The Child Dependency Exemption in Marital Settlement Agreements

You are currently viewing The Child Dependency Exemption in Marital Settlement Agreements

Does the children’s dependency exemption apply in marriage settlement agreements? The short answer is YES.

The children’s dependency exemption was not repealed in the Tax Cuts & Jobs Act of 2017 (TCJA). When it comes to marriage settlement agreements, the dependency exemption is important.

What does this mean for divorced or separated parents? A “qualifying child” is a child of a parent who has custody more than half of the time and whom you claim as a dependent. A child of parents who were divorced or separated for the last six months of the year may be treated as a “qualifying child” if the custodial parent sign IRS Form 8332. This would assign the child’s dependency exemption to the noncustodial parent.

Tax credits are better than tax deductions. Deductions subtract from your taxable income. Credits are deducted from what you owe the IRS. The Child Tax Credit is one of the best credits available.

To qualify for the Child Tax Credit, you’ll need at least one child dependent. The Child Tax Credit offers up to $2,000 per qualifying dependent child 16 or younger at the end of the calendar year.

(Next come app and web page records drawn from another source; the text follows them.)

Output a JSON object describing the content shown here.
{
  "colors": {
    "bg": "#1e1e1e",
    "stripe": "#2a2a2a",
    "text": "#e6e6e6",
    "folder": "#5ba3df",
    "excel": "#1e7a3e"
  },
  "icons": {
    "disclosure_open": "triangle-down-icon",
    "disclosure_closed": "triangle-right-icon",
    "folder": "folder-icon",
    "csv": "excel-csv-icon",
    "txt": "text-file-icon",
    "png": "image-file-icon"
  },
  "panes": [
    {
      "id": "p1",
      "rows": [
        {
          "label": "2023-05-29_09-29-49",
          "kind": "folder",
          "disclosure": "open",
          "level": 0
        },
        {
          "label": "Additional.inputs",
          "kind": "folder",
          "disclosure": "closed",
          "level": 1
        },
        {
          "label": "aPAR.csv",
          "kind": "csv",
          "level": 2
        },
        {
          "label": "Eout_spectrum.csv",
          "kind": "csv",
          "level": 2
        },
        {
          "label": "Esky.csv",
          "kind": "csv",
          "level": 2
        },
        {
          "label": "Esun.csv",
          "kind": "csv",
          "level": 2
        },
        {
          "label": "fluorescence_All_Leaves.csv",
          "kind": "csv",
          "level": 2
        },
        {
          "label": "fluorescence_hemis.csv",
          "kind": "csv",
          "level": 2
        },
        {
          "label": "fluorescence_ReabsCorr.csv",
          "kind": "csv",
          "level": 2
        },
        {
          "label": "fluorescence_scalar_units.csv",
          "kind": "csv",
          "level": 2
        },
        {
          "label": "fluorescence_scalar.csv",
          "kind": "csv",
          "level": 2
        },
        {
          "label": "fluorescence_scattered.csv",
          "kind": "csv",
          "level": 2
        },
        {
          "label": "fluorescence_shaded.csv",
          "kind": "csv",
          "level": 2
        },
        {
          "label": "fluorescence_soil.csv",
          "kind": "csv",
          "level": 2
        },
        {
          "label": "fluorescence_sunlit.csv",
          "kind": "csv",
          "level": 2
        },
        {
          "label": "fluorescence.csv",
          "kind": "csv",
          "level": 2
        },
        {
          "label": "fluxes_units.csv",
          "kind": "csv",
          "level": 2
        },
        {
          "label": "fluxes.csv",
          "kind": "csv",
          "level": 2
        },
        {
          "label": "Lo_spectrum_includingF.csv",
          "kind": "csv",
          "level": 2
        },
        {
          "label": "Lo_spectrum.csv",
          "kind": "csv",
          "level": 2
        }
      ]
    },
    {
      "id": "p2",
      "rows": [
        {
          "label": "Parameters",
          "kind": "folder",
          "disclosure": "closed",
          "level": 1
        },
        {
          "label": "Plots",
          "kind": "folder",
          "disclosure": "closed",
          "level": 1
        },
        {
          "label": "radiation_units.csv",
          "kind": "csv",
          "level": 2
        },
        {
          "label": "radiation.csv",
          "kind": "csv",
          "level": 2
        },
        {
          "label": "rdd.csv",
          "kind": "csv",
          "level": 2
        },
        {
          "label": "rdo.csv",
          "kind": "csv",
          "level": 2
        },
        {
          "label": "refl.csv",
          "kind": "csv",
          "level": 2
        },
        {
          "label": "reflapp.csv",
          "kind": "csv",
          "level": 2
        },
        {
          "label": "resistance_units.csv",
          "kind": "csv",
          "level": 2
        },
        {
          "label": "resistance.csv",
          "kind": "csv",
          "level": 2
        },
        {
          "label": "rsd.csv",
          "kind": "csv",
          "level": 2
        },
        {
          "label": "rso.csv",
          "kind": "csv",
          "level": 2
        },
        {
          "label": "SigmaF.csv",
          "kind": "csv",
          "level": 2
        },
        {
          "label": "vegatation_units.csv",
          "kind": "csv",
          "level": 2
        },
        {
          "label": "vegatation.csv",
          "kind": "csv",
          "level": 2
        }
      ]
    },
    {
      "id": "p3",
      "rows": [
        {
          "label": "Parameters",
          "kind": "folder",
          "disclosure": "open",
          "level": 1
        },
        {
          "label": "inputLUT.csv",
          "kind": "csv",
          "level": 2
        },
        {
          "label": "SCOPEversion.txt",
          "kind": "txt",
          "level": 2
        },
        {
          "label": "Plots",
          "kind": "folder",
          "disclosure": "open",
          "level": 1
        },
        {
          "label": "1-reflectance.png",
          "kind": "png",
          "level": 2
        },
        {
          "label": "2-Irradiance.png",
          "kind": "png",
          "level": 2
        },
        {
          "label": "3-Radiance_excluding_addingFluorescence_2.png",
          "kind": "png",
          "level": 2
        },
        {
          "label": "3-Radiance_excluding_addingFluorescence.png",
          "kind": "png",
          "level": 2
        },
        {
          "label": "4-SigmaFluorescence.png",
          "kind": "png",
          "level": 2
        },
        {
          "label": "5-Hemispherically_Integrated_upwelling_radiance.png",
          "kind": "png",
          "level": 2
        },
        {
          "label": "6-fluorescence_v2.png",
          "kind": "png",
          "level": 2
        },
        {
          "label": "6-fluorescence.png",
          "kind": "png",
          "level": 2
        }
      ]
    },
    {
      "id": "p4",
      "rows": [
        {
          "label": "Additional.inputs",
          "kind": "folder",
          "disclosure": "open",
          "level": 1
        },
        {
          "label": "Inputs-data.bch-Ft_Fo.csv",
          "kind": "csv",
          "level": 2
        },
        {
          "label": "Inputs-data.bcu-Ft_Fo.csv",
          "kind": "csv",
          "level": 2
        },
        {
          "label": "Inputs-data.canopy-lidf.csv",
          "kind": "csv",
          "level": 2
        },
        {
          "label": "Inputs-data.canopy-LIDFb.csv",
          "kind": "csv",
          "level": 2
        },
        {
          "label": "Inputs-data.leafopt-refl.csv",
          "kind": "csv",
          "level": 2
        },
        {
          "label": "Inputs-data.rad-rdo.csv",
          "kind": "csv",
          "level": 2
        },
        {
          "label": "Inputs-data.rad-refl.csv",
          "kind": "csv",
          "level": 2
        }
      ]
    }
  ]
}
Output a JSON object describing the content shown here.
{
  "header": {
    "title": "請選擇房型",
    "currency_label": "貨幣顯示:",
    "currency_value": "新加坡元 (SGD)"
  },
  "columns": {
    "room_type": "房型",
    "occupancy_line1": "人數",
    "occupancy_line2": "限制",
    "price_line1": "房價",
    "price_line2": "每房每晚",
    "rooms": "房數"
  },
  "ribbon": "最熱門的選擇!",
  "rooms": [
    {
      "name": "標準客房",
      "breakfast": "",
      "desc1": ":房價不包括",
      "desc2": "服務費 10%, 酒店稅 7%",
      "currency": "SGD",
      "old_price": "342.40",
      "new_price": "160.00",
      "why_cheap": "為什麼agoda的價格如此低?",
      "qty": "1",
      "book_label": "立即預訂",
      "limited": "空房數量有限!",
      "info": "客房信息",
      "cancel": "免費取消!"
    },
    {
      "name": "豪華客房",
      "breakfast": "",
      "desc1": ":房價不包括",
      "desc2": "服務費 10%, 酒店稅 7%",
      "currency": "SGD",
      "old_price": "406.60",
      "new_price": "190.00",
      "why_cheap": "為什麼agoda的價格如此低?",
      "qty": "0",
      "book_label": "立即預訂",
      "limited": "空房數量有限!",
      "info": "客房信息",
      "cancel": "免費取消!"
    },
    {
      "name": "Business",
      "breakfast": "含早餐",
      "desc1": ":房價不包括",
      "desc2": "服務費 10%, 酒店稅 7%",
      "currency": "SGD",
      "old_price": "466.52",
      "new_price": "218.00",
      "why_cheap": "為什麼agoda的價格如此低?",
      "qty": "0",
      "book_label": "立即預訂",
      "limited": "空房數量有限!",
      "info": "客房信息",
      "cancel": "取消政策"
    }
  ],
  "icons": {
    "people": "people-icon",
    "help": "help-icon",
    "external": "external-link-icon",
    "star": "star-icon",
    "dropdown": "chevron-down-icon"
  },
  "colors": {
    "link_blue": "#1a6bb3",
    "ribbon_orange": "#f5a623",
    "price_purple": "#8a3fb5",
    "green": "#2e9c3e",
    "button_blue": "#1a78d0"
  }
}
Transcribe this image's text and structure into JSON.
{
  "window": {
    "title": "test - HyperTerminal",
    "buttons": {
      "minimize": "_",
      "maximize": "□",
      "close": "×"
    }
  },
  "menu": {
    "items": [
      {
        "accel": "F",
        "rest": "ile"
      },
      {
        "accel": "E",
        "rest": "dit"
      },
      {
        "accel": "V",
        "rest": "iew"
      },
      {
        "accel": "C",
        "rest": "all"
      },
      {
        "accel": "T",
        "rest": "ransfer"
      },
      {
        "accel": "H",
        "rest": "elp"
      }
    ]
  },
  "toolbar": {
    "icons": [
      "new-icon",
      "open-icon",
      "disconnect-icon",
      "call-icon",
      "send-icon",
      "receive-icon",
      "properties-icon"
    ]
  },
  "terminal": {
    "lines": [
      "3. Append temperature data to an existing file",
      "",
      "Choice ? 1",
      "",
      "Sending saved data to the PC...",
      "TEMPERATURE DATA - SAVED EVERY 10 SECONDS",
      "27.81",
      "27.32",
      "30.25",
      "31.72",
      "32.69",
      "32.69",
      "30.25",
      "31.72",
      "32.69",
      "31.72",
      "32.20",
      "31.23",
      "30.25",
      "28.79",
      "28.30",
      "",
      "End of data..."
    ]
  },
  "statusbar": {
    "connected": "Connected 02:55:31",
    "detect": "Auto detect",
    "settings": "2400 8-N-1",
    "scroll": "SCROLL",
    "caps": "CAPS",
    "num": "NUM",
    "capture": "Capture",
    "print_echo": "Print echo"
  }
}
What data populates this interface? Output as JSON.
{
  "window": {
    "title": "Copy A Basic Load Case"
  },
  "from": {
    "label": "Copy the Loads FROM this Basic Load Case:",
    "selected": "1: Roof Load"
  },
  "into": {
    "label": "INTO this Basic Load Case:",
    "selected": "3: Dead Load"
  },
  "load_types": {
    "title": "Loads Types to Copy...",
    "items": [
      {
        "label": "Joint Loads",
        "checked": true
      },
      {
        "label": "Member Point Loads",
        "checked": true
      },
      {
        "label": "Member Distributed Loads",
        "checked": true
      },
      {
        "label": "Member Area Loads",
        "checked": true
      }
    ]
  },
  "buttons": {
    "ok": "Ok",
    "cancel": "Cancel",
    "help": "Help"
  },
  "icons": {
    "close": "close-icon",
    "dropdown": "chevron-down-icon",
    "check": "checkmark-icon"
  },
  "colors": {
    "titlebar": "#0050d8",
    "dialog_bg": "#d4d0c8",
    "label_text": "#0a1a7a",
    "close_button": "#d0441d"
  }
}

Your child also must have a valid Social Security number. Your child cannot provide more than half of his or own support which means money he or she used for living expenses.

Your income determines whether or not you can claim the tax credit. You need to have earned income of at least $2,500 and when you reach a certain income threshold (the phase-out level) you are only eligible for a partial credit. For tax year 2019 the phase out begins at $200,000 of the Adjusted Gross Income for single filers and heads of household. You cannot claim any of the credit if your income is more than $240,000.

1. Team, Collaborative. “The Children’s Dependency Exemption WAS NOT REPEALED!”, 12 Feb. 2020,